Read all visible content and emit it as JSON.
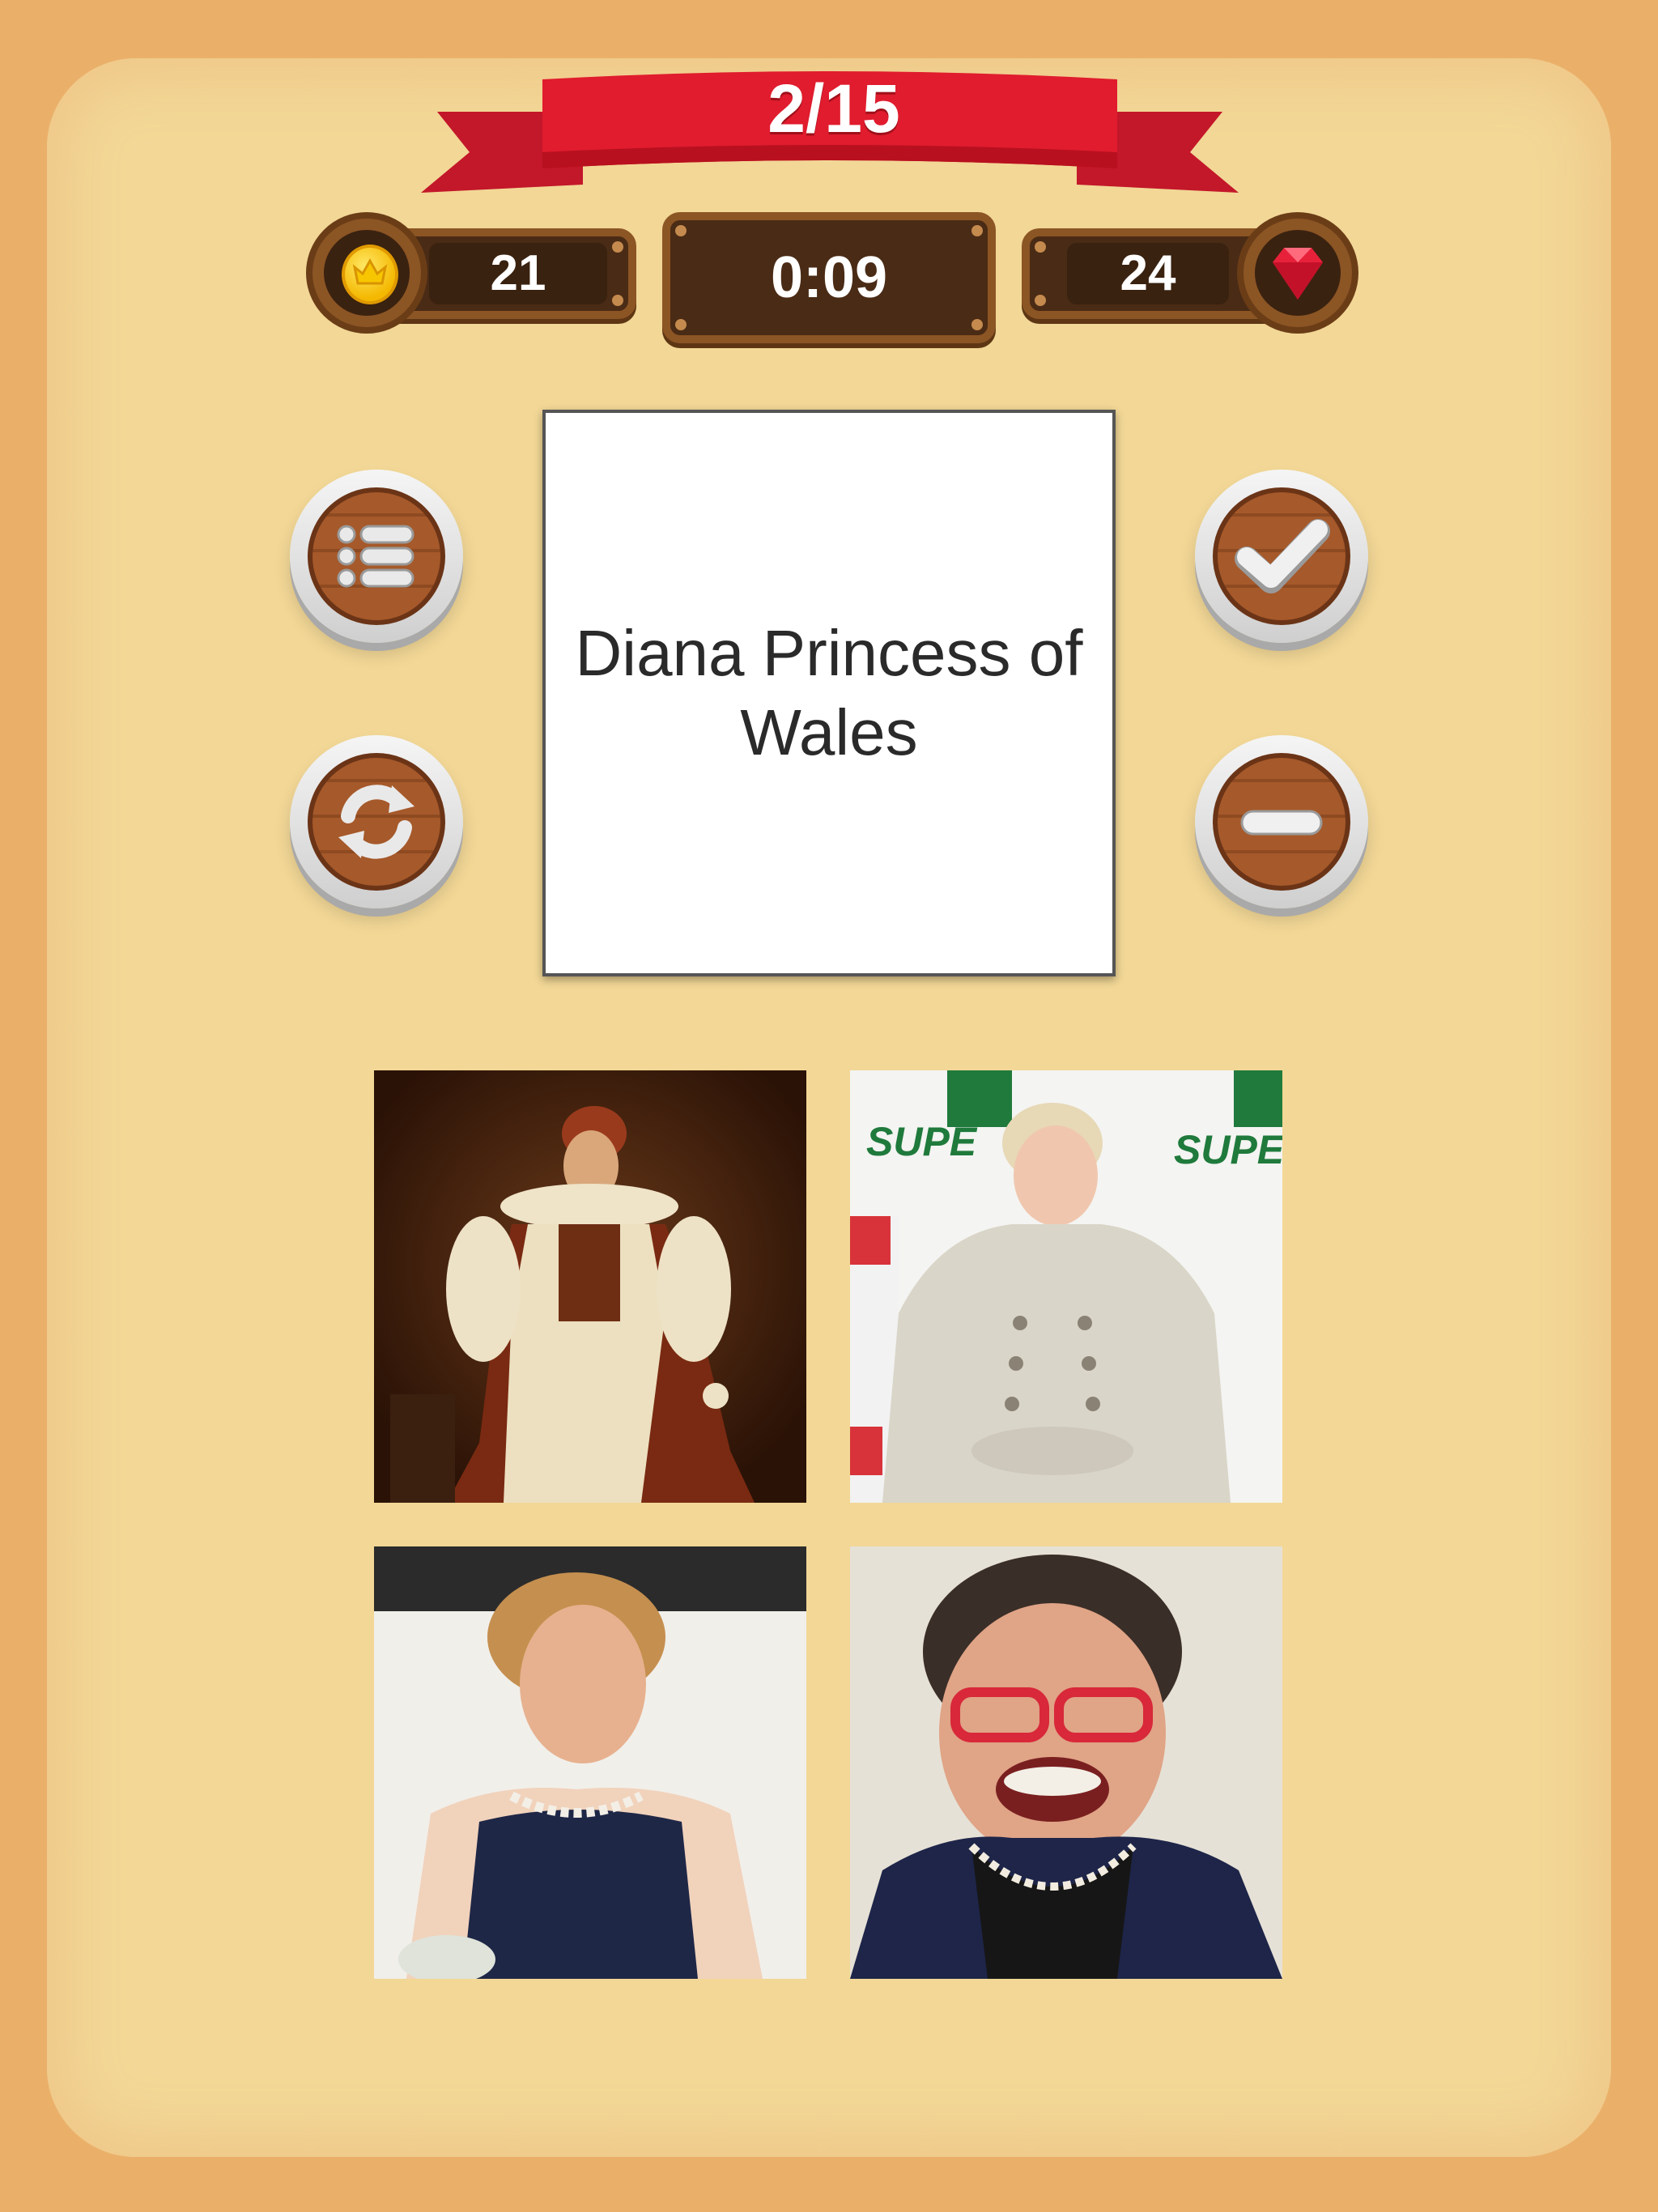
{
  "header": {
    "level": "2/15"
  },
  "stats": {
    "coins": "21",
    "timer": "0:09",
    "gems": "24"
  },
  "icons": {
    "coin": "coin-icon",
    "gem": "gem-icon",
    "list": "list-icon",
    "restart": "restart-icon",
    "check": "check-icon",
    "minus": "minus-icon"
  },
  "question": {
    "text": "Diana Princess of Wales"
  },
  "answers": [
    {
      "id": "answer-1",
      "description_icon": "portrait-painting"
    },
    {
      "id": "answer-2",
      "description_icon": "photo"
    },
    {
      "id": "answer-3",
      "description_icon": "photo"
    },
    {
      "id": "answer-4",
      "description_icon": "photo"
    }
  ],
  "colors": {
    "background": "#eab06a",
    "board": "#f2d796",
    "ribbon": "#e01c2e",
    "wood": "#4a2b15"
  }
}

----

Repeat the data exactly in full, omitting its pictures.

### Answer to this exercise
Read all visible content and emit it as JSON.
{
  "header": {
    "level": "2/15"
  },
  "stats": {
    "coins": "21",
    "timer": "0:09",
    "gems": "24"
  },
  "icons": {
    "coin": "coin-icon",
    "gem": "gem-icon",
    "list": "list-icon",
    "restart": "restart-icon",
    "check": "check-icon",
    "minus": "minus-icon"
  },
  "question": {
    "text": "Diana Princess of Wales"
  },
  "answers": [
    {
      "id": "answer-1",
      "description_icon": "portrait-painting"
    },
    {
      "id": "answer-2",
      "description_icon": "photo"
    },
    {
      "id": "answer-3",
      "description_icon": "photo"
    },
    {
      "id": "answer-4",
      "description_icon": "photo"
    }
  ],
  "colors": {
    "background": "#eab06a",
    "board": "#f2d796",
    "ribbon": "#e01c2e",
    "wood": "#4a2b15"
  }
}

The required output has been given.